Prior to the postponement of NASCAR due to the COVID-19 pandemic, Matt Kenseth was living a quiet life. After parting ways with Roush-Fenway in 2018, where he had a part time role. The Wisconsin native was living the role of former driver turned suburban dad whose biggest challenge was training for marathons.
Then his world changed, almost overnight it seemed. While NASCAR was shut down, most drivers took to racing on the internet. One driver, Kyle Larson, was heard uttering a racial slur during a game, and all heck broke lose.
When the dust settled, Larson was out of a job and Chip Ganassi Racing needed a driver. Kenseth got the call.
He will make his debut with the team Sunday at Darlington in a race that will have no practice or qualifying. His Ganassi debut will come on a stage that perhaps will be one of the biggest NASCAR has ever had thanks to the dearth of professional sports in the world right now.
That means Kenseth will be making his start in a car he’s never raced, and as it turns out, one that Kenseth has had very little discussion with his new team about.
“Chad (Johnston, crew chief) assures me it’s going to be perfect,” Kenseth Thursday showing that his dry midwestern humor is still very much intact.” I leave that job to him, the engineers and everyone here at CGR. They’ve ran really well at Darlington in the last two years, so I’m thinking they’re probably not going to veer too far off of that. I think you’ll run those first thirty laps and you’ll get kind of the extended caution there to be able to make some small adjustments and go from there. So, I don’t think it’s really different from what they ran there last year or maybe even the year before.”
Unlike other drivers, Kenseth jokingly admitted he’s spent very little time in a simulator in preparation for Sunday’s race.
“About fifteen minutes or so,” Kenseth said when asked how much time he’s put in. “There are a lot of good things about it, but it’s still not exactly the racecar.”
“I’ve been doing as much as I can, as far as being prepared, looking at data and reading notes. Going to the simulator was one of those boxes that I wanted to check. So, I did go over there to drive it and make a few runs at Darlington to just kind of drive it, feel comfortable and all that stuff. I didn’t really spend an extended period of time there because, in my mind, it’s still not like driving the racecar. There are a lot of things that are very similar, but a lot of things that are different as well. I did spend a little bit of time there, but not a lot.”
That means when the field gets the green and heads into the first turn there will be a lot of uncertainty., but that doesn’t worry Kenseth.
“Nobody has been in a car in a while,” he said. “Certainly, it’s been longer for me. I think the biggest difference for me, also, is that I haven’t driven these racecars or for this team. So, there are a few more unknowns. I’m not sure how exactly everything is going to feel and all that kind of stuff. There is certainly a little bit of anxiety for those first few corners to kind of get rolling and get used to things. At the same time, everybody is going to be ready to pounce.”

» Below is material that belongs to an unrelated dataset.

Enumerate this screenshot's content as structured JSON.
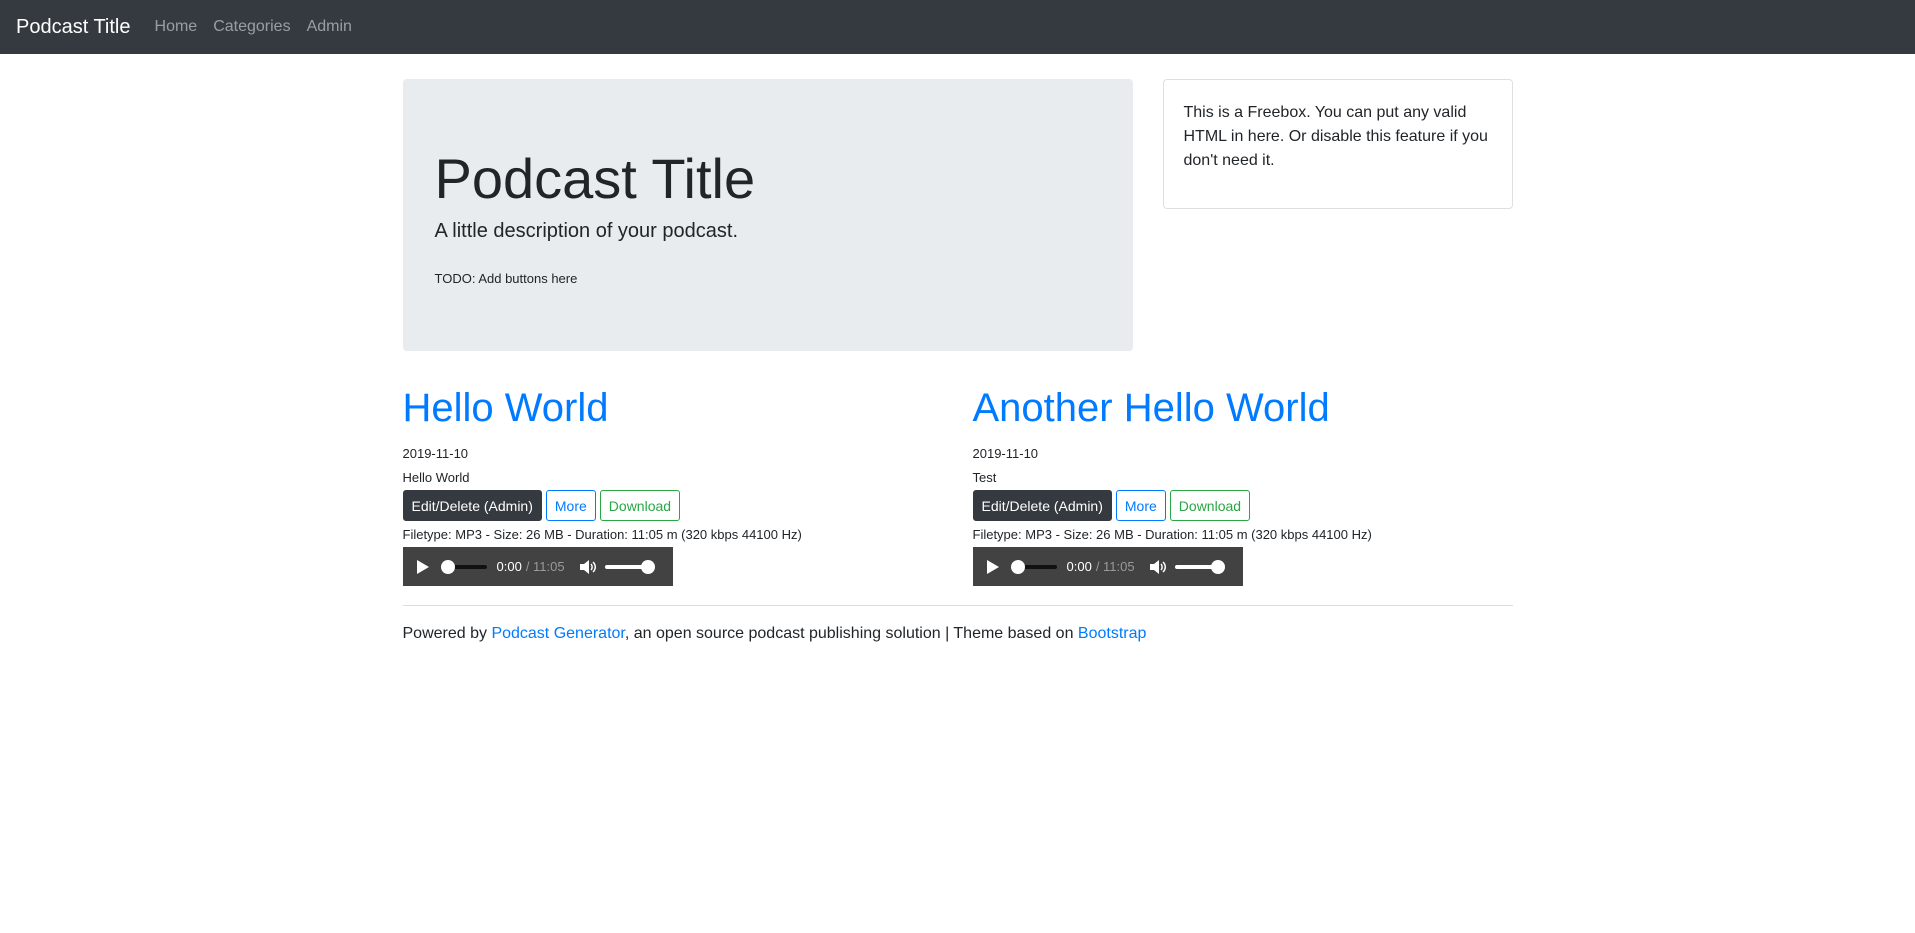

Kenseth said he expects other drivers will give him no quarter.
“I don’t expect people to be taking it real easy or maybe giving you a bunch of extra room or anything like that,” he said. “You certainly don’t expect any kind of special treatment. You know everyone is going to be out there ready to pounce on whatever spot they can, so you just have to be smart. Especially for me, just be smart and get through those first bunch of laps to get in a rhythm, get a little bit of room to move around, breath, get kind of acclimated, and go from there.”
No matter the outcome Sunday, the racing will continue, and the season will move forward. It’s a chance for Kenseth, a former champion and winner of 39 races at the Cup level, to show that he still belongs in NASCAR’s Cup series. That, however, isn’t foremost on his mind.
“Right now, I’m not really looking too far beyond Sunday, to be totally honest with you,” he said. “Certainly, the learning curve is going to be steep. I know being out of the car that long, starting with a different team and piling on top of not being able to practice for the foreseeable future, or testing and anything like that, is going to be very challenging.
“But I’m really excited. I have to admit, I’m just as excited as I’ve been to go racing in many, many years. So, I’m really looking forward to getting to the track. I really like this group of guys, the cars look nice, the Camaro looks like they’re really fast, so I’m really looking forward to it. I’m really looking forward to the opportunity, I just know that it’s going to be a big challenge. I’m going to have to work hard and do my best to try and take advantage of the opportunity.”